NASA's Mars Rover Spirit's View Southward from Husband Hill
January 30, 2014
This section from a panorama that NASA's Mars Exploration Rover Spirit acquired in October 2005 from the top of "Husband Hill" presents the view toward the south from that summit. The entire 360-degree vista from Spirit's panoramic camera (Pancam) is available at http://photojournal.jpl.nasa.gov/catalog/PIA03095 . After climbing Husband Hill, Spirit spent more than four years exploring locations within this view, including the "Comanche" outcrop and the "Home Plate" area. At Comanche, the rover found carbonate minerals, evidence of an ancient wet environment that was not acidic, and also a clue that some of the carbon dioxide in Mars' original atmosphere may have been converted to carbonates. Near Home Plate, Spirit found a deposit of nearly pure silica, evidence of an ancient environment of hot springs or steam vents. The summit of Husband Hill is a broad plateau of rock outcrops and windblown drifts about 100 meters (300 feet) higher than the surrounding plains of Gusev Crater, where Spirit landed in January 2004. This approximately true-color scene combines images taken through three different Pancam color filters, centered on wavelengths of 750 nanometers, 530 nanometers and 430 nanometers. Image Credit: NASA/JPL-Caltech/Cornell Univ.

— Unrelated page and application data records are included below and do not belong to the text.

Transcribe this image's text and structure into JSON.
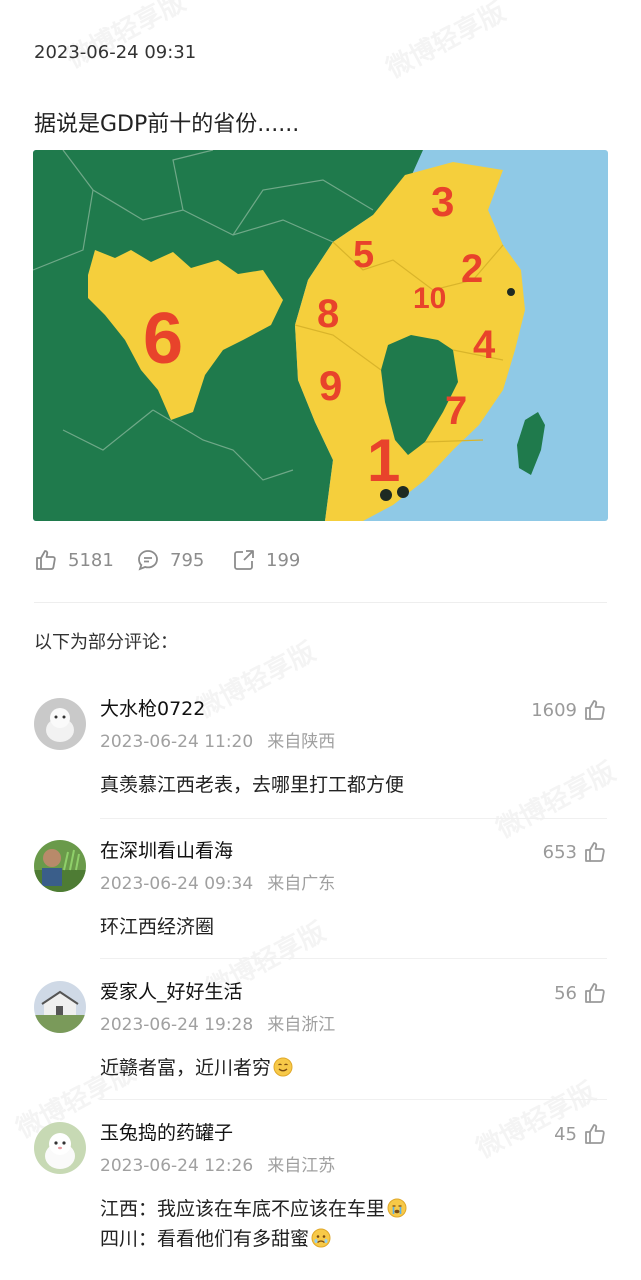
{
  "post": {
    "time": "2023-06-24 09:31",
    "text": "据说是GDP前十的省份......"
  },
  "map": {
    "labels": [
      "1",
      "2",
      "3",
      "4",
      "5",
      "6",
      "7",
      "8",
      "9",
      "10"
    ],
    "colors": {
      "sea": "#8fc9e6",
      "land": "#1f7a4c",
      "highlight": "#f5cf3c",
      "label": "#e8432b"
    }
  },
  "stats": {
    "likes": "5181",
    "comments": "795",
    "reposts": "199"
  },
  "comments_header": "以下为部分评论：",
  "comments": [
    {
      "name": "大水枪0722",
      "time": "2023-06-24 11:20",
      "location": "来自陕西",
      "likes": "1609",
      "text": "真羡慕江西老表，去哪里打工都方便"
    },
    {
      "name": "在深圳看山看海",
      "time": "2023-06-24 09:34",
      "location": "来自广东",
      "likes": "653",
      "text": "环江西经济圈"
    },
    {
      "name": "爱家人_好好生活",
      "time": "2023-06-24 19:28",
      "location": "来自浙江",
      "likes": "56",
      "text": "近赣者富，近川者穷"
    },
    {
      "name": "玉兔捣的药罐子",
      "time": "2023-06-24 12:26",
      "location": "来自江苏",
      "likes": "45",
      "text": "江西：我应该在车底不应该在车里",
      "text2": "四川：看看他们有多甜蜜"
    }
  ],
  "watermark": "微博轻享版",
  "accent": "#f5cf3c"
}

Topics: Mars, Spaceflight, Spacecraft, Columbia Hills, Aeolis quadrangle, Exploration of Mars, Mars rover, Home Plate, Husband Hill, Spirit rover, Gusev, Mars Exploration Rover, National Aeronautics and Space Administration, Environment